Just what this means, I’ve no idea. In what way is language a corollary and how can we address any problem without it ? Even mathematics can’t dispense with language altogether. Norris is straining to express what he thinks is an insight but his expression is poor because his thinking is confused. The use of “human” adds nothing. All questions are human. No other species asks them. In what way is alcohol the same kind of phenomenon as language ? Language capacity is wired into our brains, almost certainly because of a random mutation in a single individual about 50,000 years ago. What has alcohol in common with that ? One of Gill’s characters says : “You drink because without it you can’t feel nothing..” Perhaps Tennessee Williams has the better of this argument: drinking is the pursuit of the click in the head after which nothing matters any more. I think, perhaps, Norris is trying to make a simple point: life involves facing hard truths and we often run away from them, sometimes into drink, sometimes into empty talk.
Norris speaks of Gill’s plays dealing with “the anxiety that comes with being alive”. No one gets through life without some anxiety but it is no more the defining response to life than joy or nonchalance. He refers to “the struggle that everyone has with the fact of gender”. Why not the delight that many people have in the fact of gender? He claims that “rebellion…is as predictable and prescribed as conformity”. Is this true of the rebellion of Nelson Mandela, Martin Luther King or Anna Politkovskia ? He asserts “all sense and structure overlaid over human beings is as artificial and unimportant as what kind of underpants you wear”. Once again, working out what this is supposed to mean is almost impossible. It’s spliff-philosophy. Who does the overlaying ? Is he saying life is without sense or structure ? Every life ? On what basis could such a wild claim be made? And are sense and structure overlaid or do they arise from the choices people make ? This kind of intoxicated non-thinking perhaps reaches its apogee in this: “there is nothing to resolve- there is just life..” And if we ask “What is life ?” we immediately have something to resolve. We aren’t, after all, even able to decide definitively whether a virus is or isn’t a life form.
Fussy it may seem, but Norris misuses “presently”: it doesn’t mean right now, but soon, at least in England.
In the last pages of the book, Norris’s confusion descends to this: “..at a certain level, it is true there is no such thing as society. Just as there is no such thing, on one plane of experience…as an idea. You cannot put society or ideas on stage.”

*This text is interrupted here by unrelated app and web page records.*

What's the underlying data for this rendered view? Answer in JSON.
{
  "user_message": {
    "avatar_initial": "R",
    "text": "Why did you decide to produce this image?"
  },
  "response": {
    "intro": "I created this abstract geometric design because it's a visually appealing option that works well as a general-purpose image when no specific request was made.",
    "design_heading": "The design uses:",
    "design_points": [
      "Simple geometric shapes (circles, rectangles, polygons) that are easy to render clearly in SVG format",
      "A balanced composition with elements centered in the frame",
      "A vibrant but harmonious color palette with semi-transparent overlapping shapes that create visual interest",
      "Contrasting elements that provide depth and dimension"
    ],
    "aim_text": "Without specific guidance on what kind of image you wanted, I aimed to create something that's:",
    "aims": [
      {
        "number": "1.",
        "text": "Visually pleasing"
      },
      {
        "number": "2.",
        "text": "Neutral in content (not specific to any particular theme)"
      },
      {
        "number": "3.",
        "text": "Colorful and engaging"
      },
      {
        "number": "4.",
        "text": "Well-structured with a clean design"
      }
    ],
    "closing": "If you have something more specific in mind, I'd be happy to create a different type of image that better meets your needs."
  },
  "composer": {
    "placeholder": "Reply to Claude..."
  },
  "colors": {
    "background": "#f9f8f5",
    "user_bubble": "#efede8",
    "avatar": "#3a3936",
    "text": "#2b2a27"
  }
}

The final statement is shocking for someone trying to write seriously about drama. Shakespeare doesn’t put ideas on stage ? Arthur Miller doesn’t ? Ibsen doesn’t? Brecht doesn’t put society on stage ? Stanley Hoghton doesn’t ? Orton doesn’t ? Norris should tell us what the level is at which society does not exist. Without society, he wouldn’t have language. What level would that be ? Where is the plane of existence from which ideas are absent ? Our brains generate ideas endlessly. We can’t stop them, thankfully. Even when we sleep our brains generate them. There is much that could have been edited out of this book to improve it. Surely any responsible teacher would put a red line under the final line quoted above if it appeared in a GCSE essay ?
It’s a pity Gill has not been better served. He is a serious and important writer. Norris too writes plays. Let’s hope he takes them through many drafts.